WOBURN, Mass. (WBZ NewsRadio) — On Monday, a judge ruled in favor of the Woburn School Committee and the Commonwealth Employment Relations Board to issue a preliminary injunction, ordering striking Woburn teachers to return to the classroom. Despite the court order, union members say they'll continue to be on the picket line.
Tuesday marked the second straight school day canceled at Woburn Public Schools because of the strikes. WBZ's James Rojas spoke to morning demonstrators and Woburn Teachers Association President Barbara Locke.
"It's just too much, we need to have a livable wage for our paraprofessionals, so we're just going to keep going back to that. As far as the community, hang in there because WPS will be a better place because of this," Locke said.
Locke goes on to say paraprofessional salaries start at $22,000 a year.
Negotiations were scheduled to continue on Tuesday. The WSC said in a statement to WBZ NewsRadio that Middlesex Superior Court Judge Maureen Mulligan agreed with the school district that Woburn students will be harmed as a result of canceled classes.
“We urge the WTA and its members to comply with this ruling as we continue negotiations on a successor contract. The Committee remains committed to bargaining in good faith, in the best interests of the children of Woburn, our faculty and staff, and community stakeholders," a spokesperson for the WSC said.
According to the Massachusetts Teachers Association, Woburn teachers have been working under the terms of a contract that expired in September of 2022, claiming that Sunday negotiations ended with Woburn Mayor Scott Galvin and the WSC walking out of the room and using "delay tactics" in later sessions.

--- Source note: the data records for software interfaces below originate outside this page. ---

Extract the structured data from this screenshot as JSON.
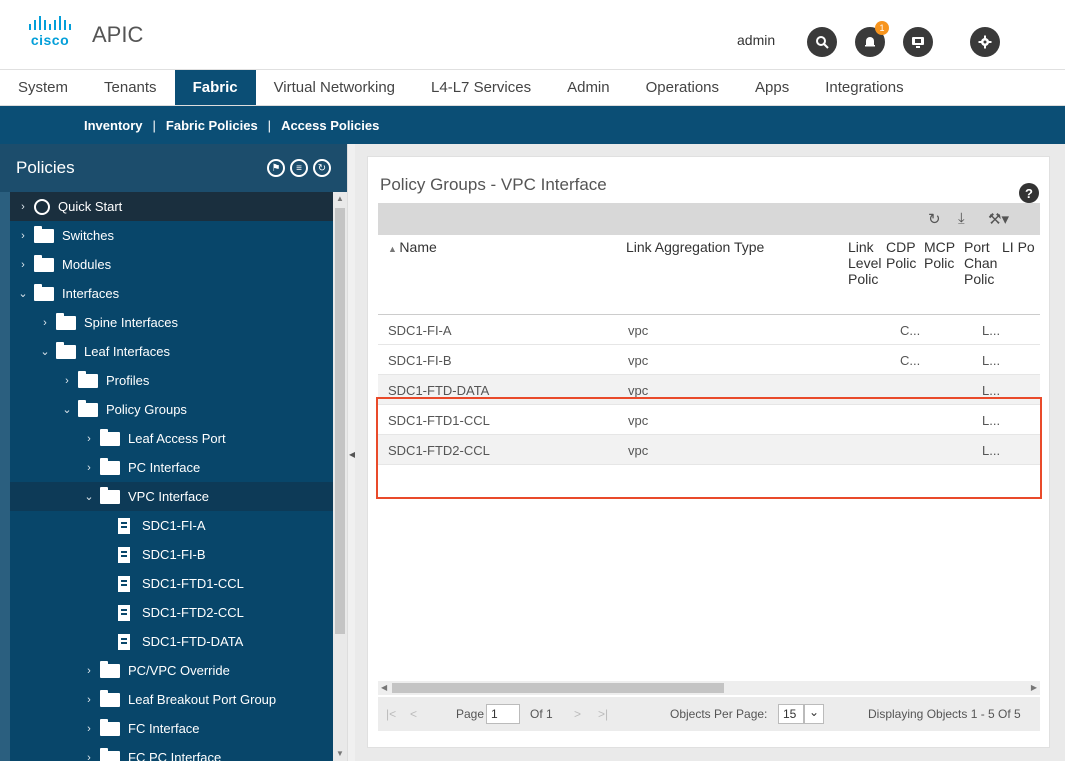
{
  "header": {
    "brand": "cisco",
    "app_title": "APIC",
    "user": "admin",
    "notification_count": "1"
  },
  "topnav": {
    "tabs": [
      "System",
      "Tenants",
      "Fabric",
      "Virtual Networking",
      "L4-L7 Services",
      "Admin",
      "Operations",
      "Apps",
      "Integrations"
    ],
    "active": "Fabric"
  },
  "subnav": {
    "items": [
      "Inventory",
      "Fabric Policies",
      "Access Policies"
    ],
    "active": "Access Policies"
  },
  "sidebar": {
    "title": "Policies",
    "tree": [
      {
        "label": "Quick Start"
      },
      {
        "label": "Switches"
      },
      {
        "label": "Modules"
      },
      {
        "label": "Interfaces"
      },
      {
        "label": "Spine Interfaces"
      },
      {
        "label": "Leaf Interfaces"
      },
      {
        "label": "Profiles"
      },
      {
        "label": "Policy Groups"
      },
      {
        "label": "Leaf Access Port"
      },
      {
        "label": "PC Interface"
      },
      {
        "label": "VPC Interface"
      },
      {
        "label": "SDC1-FI-A"
      },
      {
        "label": "SDC1-FI-B"
      },
      {
        "label": "SDC1-FTD1-CCL"
      },
      {
        "label": "SDC1-FTD2-CCL"
      },
      {
        "label": "SDC1-FTD-DATA"
      },
      {
        "label": "PC/VPC Override"
      },
      {
        "label": "Leaf Breakout Port Group"
      },
      {
        "label": "FC Interface"
      },
      {
        "label": "FC PC Interface"
      }
    ]
  },
  "main": {
    "title": "Policy Groups - VPC Interface",
    "columns": {
      "name": "Name",
      "link_aggregation": "Link Aggregation Type",
      "link_level": "Link Level Polic",
      "cdp": "CDP Polic",
      "mcp": "MCP Polic",
      "port_channel": "Port Chan Polic",
      "lldp": "LI Po"
    },
    "rows": [
      {
        "name": "SDC1-FI-A",
        "type": "vpc",
        "cdp": "C...",
        "port_channel": "L..."
      },
      {
        "name": "SDC1-FI-B",
        "type": "vpc",
        "cdp": "C...",
        "port_channel": "L..."
      },
      {
        "name": "SDC1-FTD-DATA",
        "type": "vpc",
        "cdp": "",
        "port_channel": "L..."
      },
      {
        "name": "SDC1-FTD1-CCL",
        "type": "vpc",
        "cdp": "",
        "port_channel": "L..."
      },
      {
        "name": "SDC1-FTD2-CCL",
        "type": "vpc",
        "cdp": "",
        "port_channel": "L..."
      }
    ],
    "pager": {
      "page_label": "Page",
      "page_value": "1",
      "of_label": "Of 1",
      "per_page_label": "Objects Per Page:",
      "per_page_value": "15",
      "displaying": "Displaying Objects 1 - 5 Of 5"
    }
  },
  "colors": {
    "nav_active": "#0b4e75",
    "sidebar": "#08466a",
    "highlight": "#e94a2a",
    "brand": "#049fd9"
  }
}
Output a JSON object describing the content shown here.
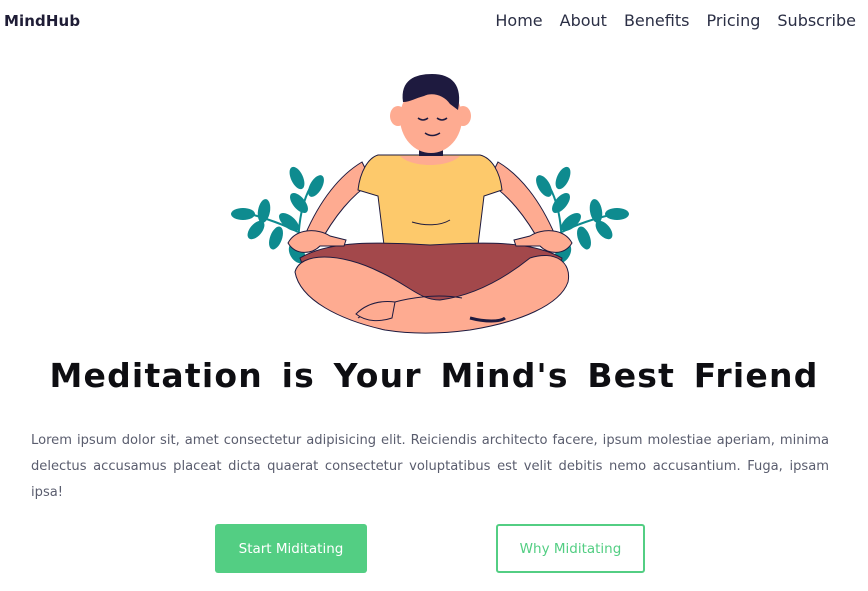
{
  "nav": {
    "brand": "MindHub",
    "links": [
      "Home",
      "About",
      "Benefits",
      "Pricing",
      "Subscribe"
    ]
  },
  "hero": {
    "illustration_icon": "meditating-person-illustration",
    "headline": "Meditation is Your Mind's Best Friend",
    "description": "Lorem ipsum dolor sit, amet consectetur adipisicing elit. Reiciendis architecto facere, ipsum molestiae aperiam, minima delectus accusamus placeat dicta quaerat consectetur voluptatibus est velit debitis nemo accusantium. Fuga, ipsam ipsa!",
    "primary_button": "Start Miditating",
    "secondary_button": "Why Miditating"
  },
  "colors": {
    "accent": "#53ce83",
    "text_dark": "#0e0e12",
    "text_muted": "#5a5d6e",
    "leaf": "#0e8b8f",
    "shirt": "#fdc96b",
    "shorts": "#a3484b",
    "skin": "#feab91",
    "hair": "#1e1a3f"
  }
}
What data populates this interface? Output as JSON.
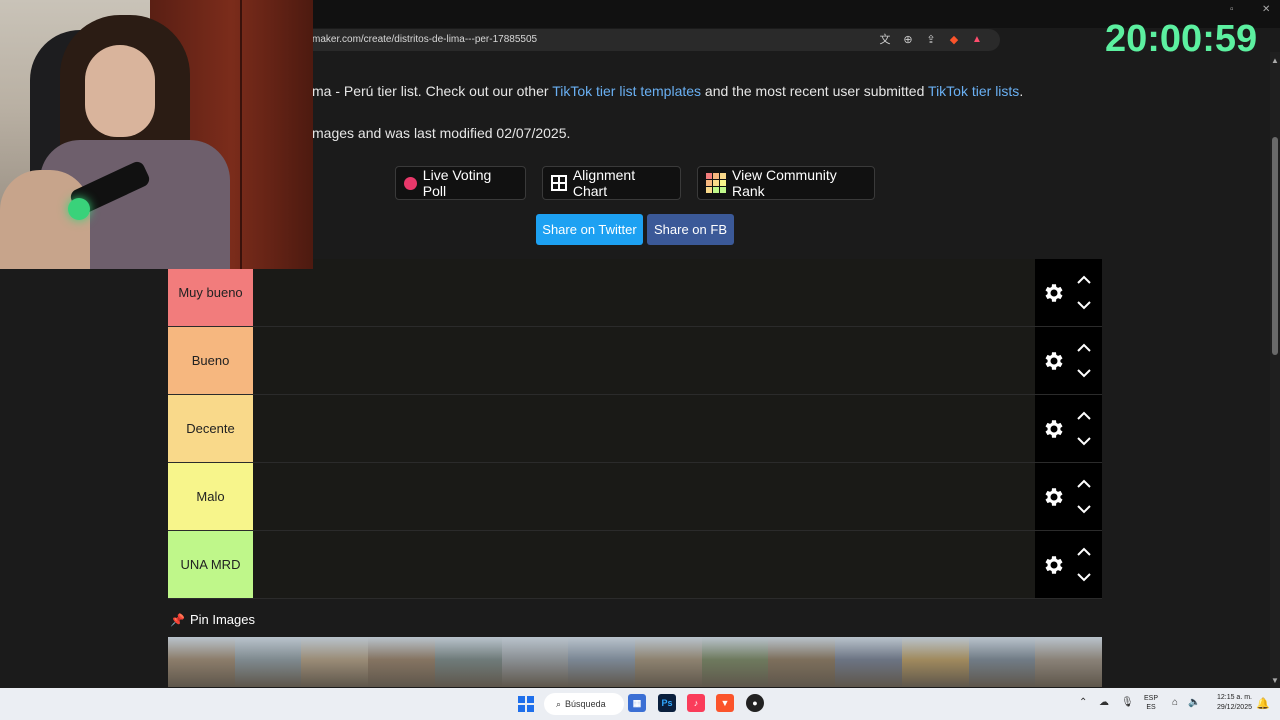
{
  "browser": {
    "url": "maker.com/create/distritos-de-lima---per-17885505"
  },
  "description": {
    "line1_prefix": "ma - Perú tier list. Check out our other ",
    "line1_link1": "TikTok tier list templates",
    "line1_middle": " and the most recent user submitted ",
    "line1_link2": "TikTok tier lists",
    "line1_suffix": ".",
    "line2": "mages and was last modified 02/07/2025."
  },
  "buttons": {
    "live_voting": "Live Voting Poll",
    "alignment_chart": "Alignment Chart",
    "community_rank": "View Community Rank",
    "share_twitter": "Share on Twitter",
    "share_fb": "Share on FB"
  },
  "tiers": [
    {
      "label": "Muy bueno",
      "color": "#f27c7c"
    },
    {
      "label": "Bueno",
      "color": "#f6b77f"
    },
    {
      "label": "Decente",
      "color": "#f9d98a"
    },
    {
      "label": "Malo",
      "color": "#f7f58b"
    },
    {
      "label": "UNA MRD",
      "color": "#bff78a"
    }
  ],
  "pin_images": {
    "label": "Pin Images",
    "thumbnail_count": 14
  },
  "overlay": {
    "clock": "20:00:59"
  },
  "taskbar": {
    "search_label": "Búsqueda",
    "lang_line1": "ESP",
    "lang_line2": "ES",
    "time": "12:15 a. m.",
    "date": "29/12/2025"
  },
  "colors": {
    "link": "#6ab0f3",
    "twitter": "#1da1f2",
    "facebook": "#3b5998",
    "clock": "#5cf0a0",
    "background": "#1b1b1b"
  }
}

The James L. McKeown Boys & Girls Club in Woburn is helping out working families by taking in kids that would normally be at school.
WBZ's James Rojas (@JamesRojasNews) reports.